### What is expected
Nothing but the lines from the one containing "Decode this image" to the end of the data should be copied, exactly, and the pictures stay out.

### Source material
------------------------------------

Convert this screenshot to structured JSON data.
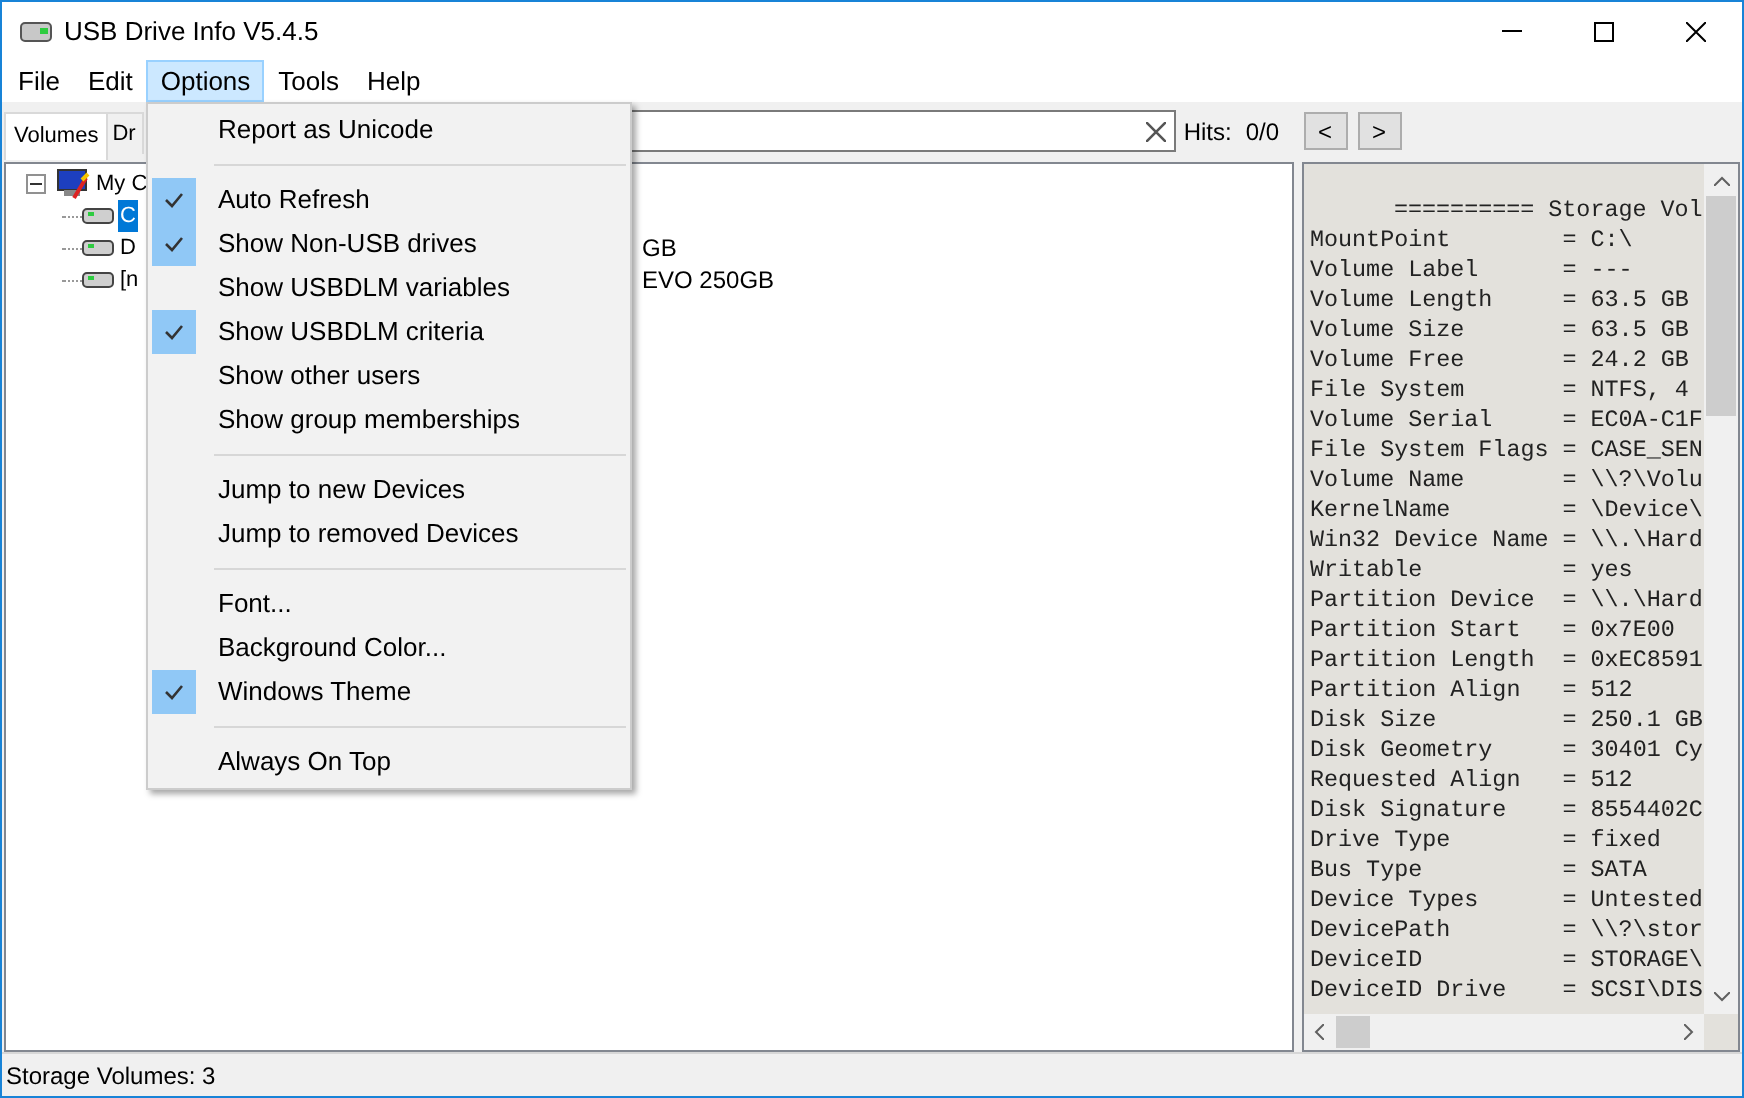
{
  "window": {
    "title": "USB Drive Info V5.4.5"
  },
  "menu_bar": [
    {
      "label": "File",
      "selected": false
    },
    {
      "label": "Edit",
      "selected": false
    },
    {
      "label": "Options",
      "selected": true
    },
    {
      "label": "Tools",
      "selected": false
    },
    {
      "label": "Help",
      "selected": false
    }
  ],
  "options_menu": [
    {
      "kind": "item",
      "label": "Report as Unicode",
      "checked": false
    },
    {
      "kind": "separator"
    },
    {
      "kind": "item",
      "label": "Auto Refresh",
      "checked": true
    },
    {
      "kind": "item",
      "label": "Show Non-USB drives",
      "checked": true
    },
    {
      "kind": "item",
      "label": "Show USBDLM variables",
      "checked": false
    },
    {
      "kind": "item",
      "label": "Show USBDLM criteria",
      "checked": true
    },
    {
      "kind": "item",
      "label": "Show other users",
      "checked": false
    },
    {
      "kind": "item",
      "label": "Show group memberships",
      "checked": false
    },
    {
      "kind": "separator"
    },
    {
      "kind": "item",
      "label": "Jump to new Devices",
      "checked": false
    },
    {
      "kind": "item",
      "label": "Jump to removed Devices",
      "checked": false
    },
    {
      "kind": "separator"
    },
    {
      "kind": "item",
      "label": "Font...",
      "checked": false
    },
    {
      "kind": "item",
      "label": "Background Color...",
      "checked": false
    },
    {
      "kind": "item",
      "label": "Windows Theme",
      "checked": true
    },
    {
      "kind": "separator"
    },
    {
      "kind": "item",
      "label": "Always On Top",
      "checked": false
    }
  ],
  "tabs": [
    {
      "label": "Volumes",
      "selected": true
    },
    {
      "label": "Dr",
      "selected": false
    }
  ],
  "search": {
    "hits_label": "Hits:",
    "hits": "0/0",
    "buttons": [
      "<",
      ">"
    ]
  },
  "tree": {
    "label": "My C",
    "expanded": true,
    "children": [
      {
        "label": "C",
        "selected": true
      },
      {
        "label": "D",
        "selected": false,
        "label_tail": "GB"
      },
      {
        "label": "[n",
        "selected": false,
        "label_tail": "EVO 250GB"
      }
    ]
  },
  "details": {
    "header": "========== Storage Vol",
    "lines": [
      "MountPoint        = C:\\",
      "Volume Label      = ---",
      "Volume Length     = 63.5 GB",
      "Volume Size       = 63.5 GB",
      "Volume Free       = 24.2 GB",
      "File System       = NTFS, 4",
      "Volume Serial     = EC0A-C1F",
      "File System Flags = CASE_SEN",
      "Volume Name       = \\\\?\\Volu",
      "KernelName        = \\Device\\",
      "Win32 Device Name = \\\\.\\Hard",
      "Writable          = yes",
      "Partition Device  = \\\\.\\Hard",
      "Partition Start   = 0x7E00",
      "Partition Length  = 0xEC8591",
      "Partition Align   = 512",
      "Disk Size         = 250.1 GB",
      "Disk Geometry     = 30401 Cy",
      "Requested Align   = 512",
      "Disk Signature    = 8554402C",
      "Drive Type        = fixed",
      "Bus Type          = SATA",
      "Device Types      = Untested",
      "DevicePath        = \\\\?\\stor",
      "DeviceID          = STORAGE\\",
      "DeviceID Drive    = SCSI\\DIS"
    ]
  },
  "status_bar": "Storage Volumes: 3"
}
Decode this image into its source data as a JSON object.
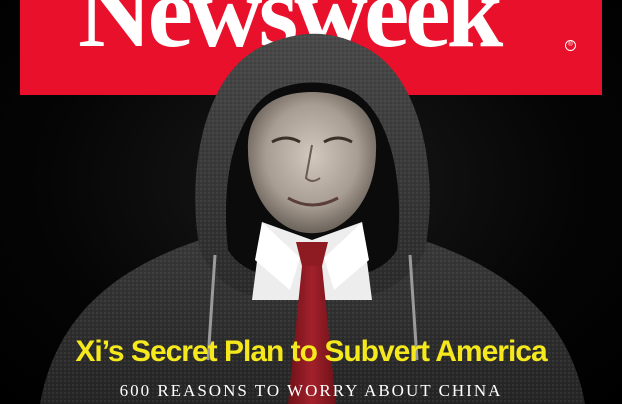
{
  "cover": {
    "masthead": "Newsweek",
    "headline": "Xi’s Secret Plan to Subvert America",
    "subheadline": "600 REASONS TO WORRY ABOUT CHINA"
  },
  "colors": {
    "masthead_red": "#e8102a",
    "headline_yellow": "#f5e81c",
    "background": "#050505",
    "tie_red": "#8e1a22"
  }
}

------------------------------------

### Answer to this task
Decode this image into its source data as a JSON object.
{
  "cover": {
    "masthead": "Newsweek",
    "headline": "Xi’s Secret Plan to Subvert America",
    "subheadline": "600 REASONS TO WORRY ABOUT CHINA"
  },
  "colors": {
    "masthead_red": "#e8102a",
    "headline_yellow": "#f5e81c",
    "background": "#050505",
    "tie_red": "#8e1a22"
  }
}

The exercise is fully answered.